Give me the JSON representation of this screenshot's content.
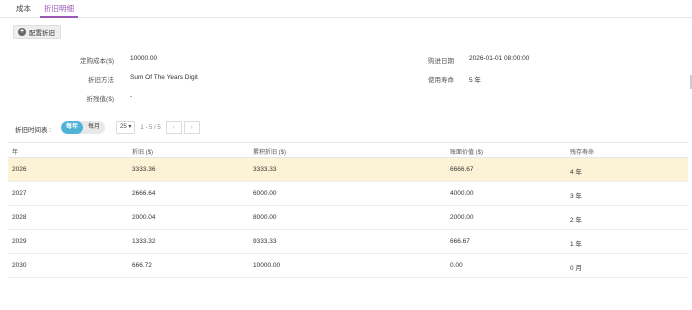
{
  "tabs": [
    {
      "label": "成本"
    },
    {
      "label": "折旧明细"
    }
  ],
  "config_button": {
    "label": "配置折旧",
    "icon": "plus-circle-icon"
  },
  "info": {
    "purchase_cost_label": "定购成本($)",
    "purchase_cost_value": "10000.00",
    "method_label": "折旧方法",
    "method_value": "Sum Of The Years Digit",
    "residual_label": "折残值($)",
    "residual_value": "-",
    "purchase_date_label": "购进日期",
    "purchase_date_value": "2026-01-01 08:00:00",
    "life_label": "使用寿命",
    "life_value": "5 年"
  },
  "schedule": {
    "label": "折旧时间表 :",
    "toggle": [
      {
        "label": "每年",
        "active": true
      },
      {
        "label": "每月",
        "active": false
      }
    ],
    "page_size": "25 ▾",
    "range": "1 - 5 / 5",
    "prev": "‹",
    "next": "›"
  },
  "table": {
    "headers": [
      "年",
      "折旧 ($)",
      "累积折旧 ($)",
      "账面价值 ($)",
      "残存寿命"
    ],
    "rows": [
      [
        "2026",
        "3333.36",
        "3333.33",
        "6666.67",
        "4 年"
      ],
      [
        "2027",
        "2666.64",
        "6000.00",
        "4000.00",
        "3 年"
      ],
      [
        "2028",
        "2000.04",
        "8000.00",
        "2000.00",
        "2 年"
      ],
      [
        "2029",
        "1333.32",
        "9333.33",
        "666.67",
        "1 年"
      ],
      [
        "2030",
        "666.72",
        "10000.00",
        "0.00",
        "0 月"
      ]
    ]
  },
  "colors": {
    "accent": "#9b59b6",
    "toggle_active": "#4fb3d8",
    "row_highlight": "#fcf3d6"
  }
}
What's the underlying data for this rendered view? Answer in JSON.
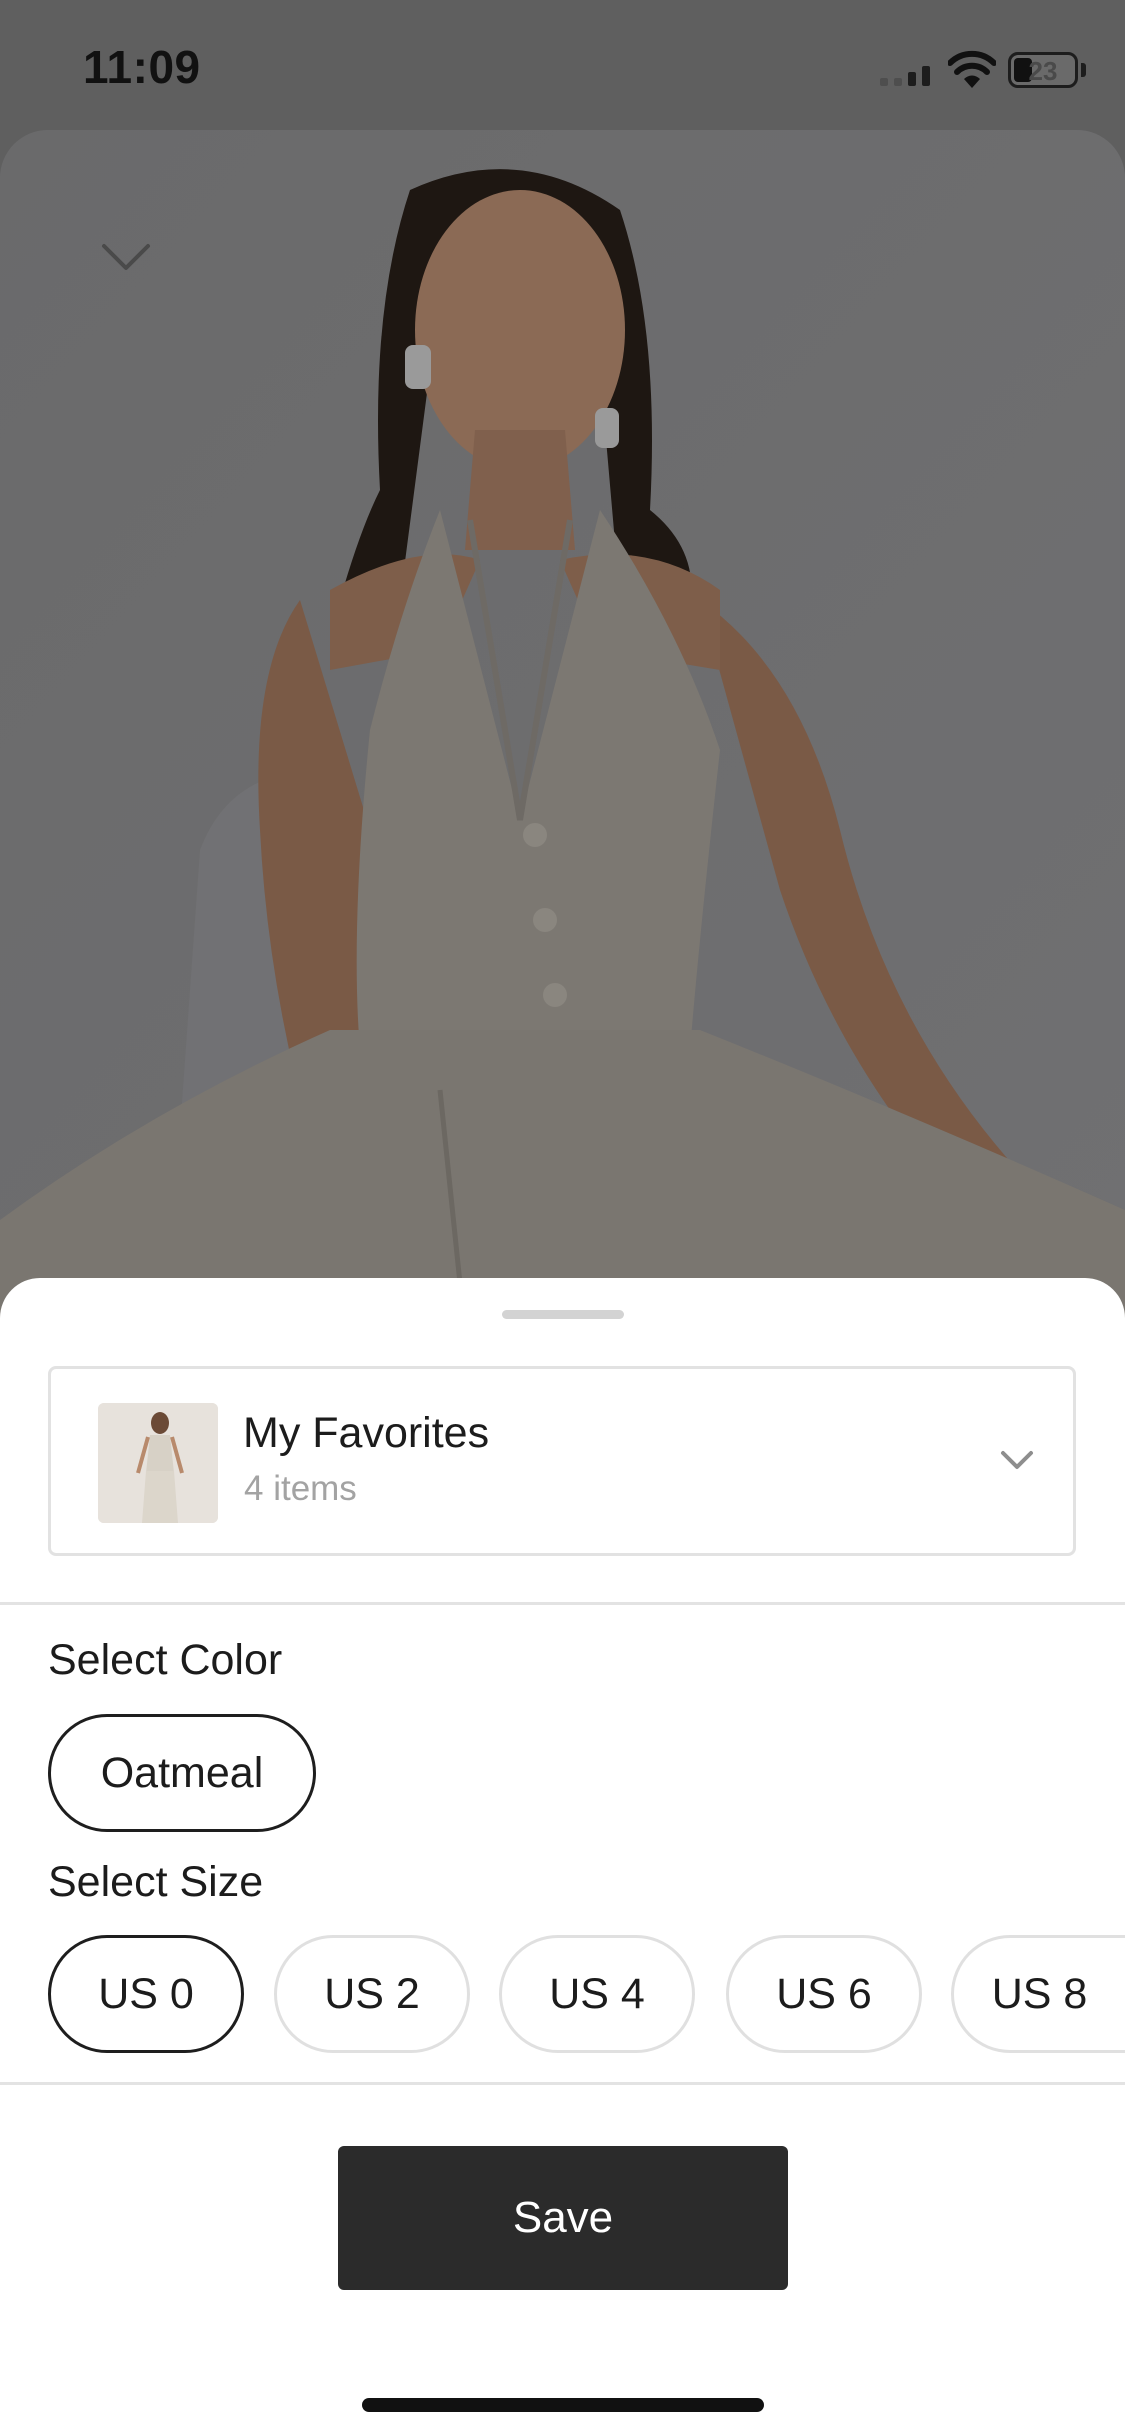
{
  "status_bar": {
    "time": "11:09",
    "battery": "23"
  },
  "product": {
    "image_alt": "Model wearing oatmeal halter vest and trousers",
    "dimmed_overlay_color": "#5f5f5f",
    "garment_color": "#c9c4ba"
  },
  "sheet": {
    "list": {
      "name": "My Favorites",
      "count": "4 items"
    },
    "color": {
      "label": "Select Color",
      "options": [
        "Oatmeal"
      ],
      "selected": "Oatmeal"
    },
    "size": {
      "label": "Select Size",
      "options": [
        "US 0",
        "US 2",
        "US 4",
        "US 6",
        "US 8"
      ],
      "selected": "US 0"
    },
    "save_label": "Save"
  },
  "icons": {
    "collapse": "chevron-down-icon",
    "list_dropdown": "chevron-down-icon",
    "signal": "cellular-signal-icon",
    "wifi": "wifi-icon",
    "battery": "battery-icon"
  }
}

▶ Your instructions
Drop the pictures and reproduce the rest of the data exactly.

▶ Reply to the task
Give me the JSON representation of this screenshot's content.
{
  "tabs": [
    {
      "label": "成本"
    },
    {
      "label": "折旧明细"
    }
  ],
  "config_button": {
    "label": "配置折旧",
    "icon": "plus-circle-icon"
  },
  "info": {
    "purchase_cost_label": "定购成本($)",
    "purchase_cost_value": "10000.00",
    "method_label": "折旧方法",
    "method_value": "Sum Of The Years Digit",
    "residual_label": "折残值($)",
    "residual_value": "-",
    "purchase_date_label": "购进日期",
    "purchase_date_value": "2026-01-01 08:00:00",
    "life_label": "使用寿命",
    "life_value": "5 年"
  },
  "schedule": {
    "label": "折旧时间表 :",
    "toggle": [
      {
        "label": "每年",
        "active": true
      },
      {
        "label": "每月",
        "active": false
      }
    ],
    "page_size": "25 ▾",
    "range": "1 - 5 / 5",
    "prev": "‹",
    "next": "›"
  },
  "table": {
    "headers": [
      "年",
      "折旧 ($)",
      "累积折旧 ($)",
      "账面价值 ($)",
      "残存寿命"
    ],
    "rows": [
      [
        "2026",
        "3333.36",
        "3333.33",
        "6666.67",
        "4 年"
      ],
      [
        "2027",
        "2666.64",
        "6000.00",
        "4000.00",
        "3 年"
      ],
      [
        "2028",
        "2000.04",
        "8000.00",
        "2000.00",
        "2 年"
      ],
      [
        "2029",
        "1333.32",
        "9333.33",
        "666.67",
        "1 年"
      ],
      [
        "2030",
        "666.72",
        "10000.00",
        "0.00",
        "0 月"
      ]
    ]
  },
  "colors": {
    "accent": "#9b59b6",
    "toggle_active": "#4fb3d8",
    "row_highlight": "#fcf3d6"
  }
}
What's the underlying data for this rendered view? Answer in JSON.
{
  "status_bar": {
    "time": "11:09",
    "battery": "23"
  },
  "product": {
    "image_alt": "Model wearing oatmeal halter vest and trousers",
    "dimmed_overlay_color": "#5f5f5f",
    "garment_color": "#c9c4ba"
  },
  "sheet": {
    "list": {
      "name": "My Favorites",
      "count": "4 items"
    },
    "color": {
      "label": "Select Color",
      "options": [
        "Oatmeal"
      ],
      "selected": "Oatmeal"
    },
    "size": {
      "label": "Select Size",
      "options": [
        "US 0",
        "US 2",
        "US 4",
        "US 6",
        "US 8"
      ],
      "selected": "US 0"
    },
    "save_label": "Save"
  },
  "icons": {
    "collapse": "chevron-down-icon",
    "list_dropdown": "chevron-down-icon",
    "signal": "cellular-signal-icon",
    "wifi": "wifi-icon",
    "battery": "battery-icon"
  }
}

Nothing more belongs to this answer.